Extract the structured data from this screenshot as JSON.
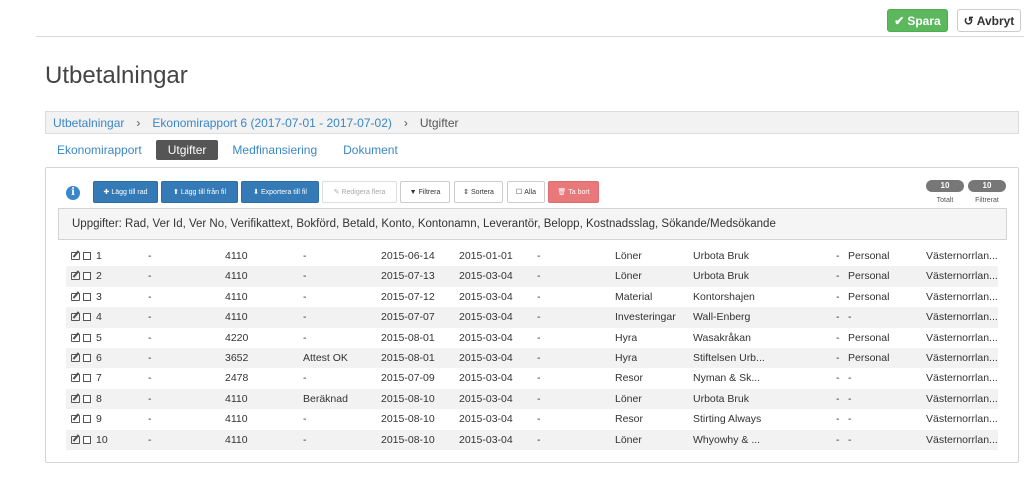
{
  "header": {
    "save_label": "Spara",
    "cancel_label": "Avbryt"
  },
  "page_title": "Utbetalningar",
  "breadcrumb": {
    "root": "Utbetalningar",
    "report": "Ekonomirapport 6 (2017-07-01 - 2017-07-02)",
    "current": "Utgifter",
    "separator": "›"
  },
  "tabs": [
    {
      "label": "Ekonomirapport",
      "active": false
    },
    {
      "label": "Utgifter",
      "active": true
    },
    {
      "label": "Medfinansiering",
      "active": false
    },
    {
      "label": "Dokument",
      "active": false
    }
  ],
  "toolbar": {
    "add_row": "Lägg till rad",
    "add_from_file": "Lägg till från fil",
    "export_to_file": "Exportera till fil",
    "edit_multiple": "Redigera flera",
    "filter": "Filtrera",
    "sort": "Sortera",
    "all": "Alla",
    "delete": "Ta bort"
  },
  "counters": {
    "total_value": "10",
    "total_label": "Totalt",
    "filtered_value": "10",
    "filtered_label": "Filtrerat"
  },
  "fields_description": "Uppgifter: Rad, Ver Id, Ver No, Verifikattext, Bokförd, Betald, Konto, Kontonamn, Leverantör, Belopp, Kostnadsslag, Sökande/Medsökande",
  "rows": [
    {
      "rad": "1",
      "ver_id": "-",
      "ver_no": "4110",
      "text": "-",
      "bokford": "2015-06-14",
      "betald": "2015-01-01",
      "konto": "-",
      "kontonamn": "Löner",
      "leverantor": "Urbota Bruk",
      "belopp": "-",
      "kostnadsslag": "Personal",
      "sokande": "Västernorrlan..."
    },
    {
      "rad": "2",
      "ver_id": "-",
      "ver_no": "4110",
      "text": "-",
      "bokford": "2015-07-13",
      "betald": "2015-03-04",
      "konto": "-",
      "kontonamn": "Löner",
      "leverantor": "Urbota Bruk",
      "belopp": "-",
      "kostnadsslag": "Personal",
      "sokande": "Västernorrlan..."
    },
    {
      "rad": "3",
      "ver_id": "-",
      "ver_no": "4110",
      "text": "-",
      "bokford": "2015-07-12",
      "betald": "2015-03-04",
      "konto": "-",
      "kontonamn": "Material",
      "leverantor": "Kontorshajen",
      "belopp": "-",
      "kostnadsslag": "Personal",
      "sokande": "Västernorrlan..."
    },
    {
      "rad": "4",
      "ver_id": "-",
      "ver_no": "4110",
      "text": "-",
      "bokford": "2015-07-07",
      "betald": "2015-03-04",
      "konto": "-",
      "kontonamn": "Investeringar",
      "leverantor": "Wall-Enberg",
      "belopp": "-",
      "kostnadsslag": "-",
      "sokande": "Västernorrlan..."
    },
    {
      "rad": "5",
      "ver_id": "-",
      "ver_no": "4220",
      "text": "-",
      "bokford": "2015-08-01",
      "betald": "2015-03-04",
      "konto": "-",
      "kontonamn": "Hyra",
      "leverantor": "Wasakråkan",
      "belopp": "-",
      "kostnadsslag": "Personal",
      "sokande": "Västernorrlan..."
    },
    {
      "rad": "6",
      "ver_id": "-",
      "ver_no": "3652",
      "text": "Attest OK",
      "bokford": "2015-08-01",
      "betald": "2015-03-04",
      "konto": "-",
      "kontonamn": "Hyra",
      "leverantor": "Stiftelsen Urb...",
      "belopp": "-",
      "kostnadsslag": "Personal",
      "sokande": "Västernorrlan..."
    },
    {
      "rad": "7",
      "ver_id": "-",
      "ver_no": "2478",
      "text": "-",
      "bokford": "2015-07-09",
      "betald": "2015-03-04",
      "konto": "-",
      "kontonamn": "Resor",
      "leverantor": "Nyman & Sk...",
      "belopp": "-",
      "kostnadsslag": "-",
      "sokande": "Västernorrlan..."
    },
    {
      "rad": "8",
      "ver_id": "-",
      "ver_no": "4110",
      "text": "Beräknad",
      "bokford": "2015-08-10",
      "betald": "2015-03-04",
      "konto": "-",
      "kontonamn": "Löner",
      "leverantor": "Urbota Bruk",
      "belopp": "-",
      "kostnadsslag": "-",
      "sokande": "Västernorrlan..."
    },
    {
      "rad": "9",
      "ver_id": "-",
      "ver_no": "4110",
      "text": "-",
      "bokford": "2015-08-10",
      "betald": "2015-03-04",
      "konto": "-",
      "kontonamn": "Resor",
      "leverantor": "Stirting Always",
      "belopp": "-",
      "kostnadsslag": "-",
      "sokande": "Västernorrlan..."
    },
    {
      "rad": "10",
      "ver_id": "-",
      "ver_no": "4110",
      "text": "-",
      "bokford": "2015-08-10",
      "betald": "2015-03-04",
      "konto": "-",
      "kontonamn": "Löner",
      "leverantor": "Whyowhy & ...",
      "belopp": "-",
      "kostnadsslag": "-",
      "sokande": "Västernorrlan..."
    }
  ],
  "colors": {
    "save": "#5cb85c",
    "primary": "#337ab7",
    "danger": "#e8787a",
    "link": "#3a87c8"
  }
}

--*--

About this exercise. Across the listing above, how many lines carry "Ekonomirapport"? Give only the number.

Answer to the exercise. 2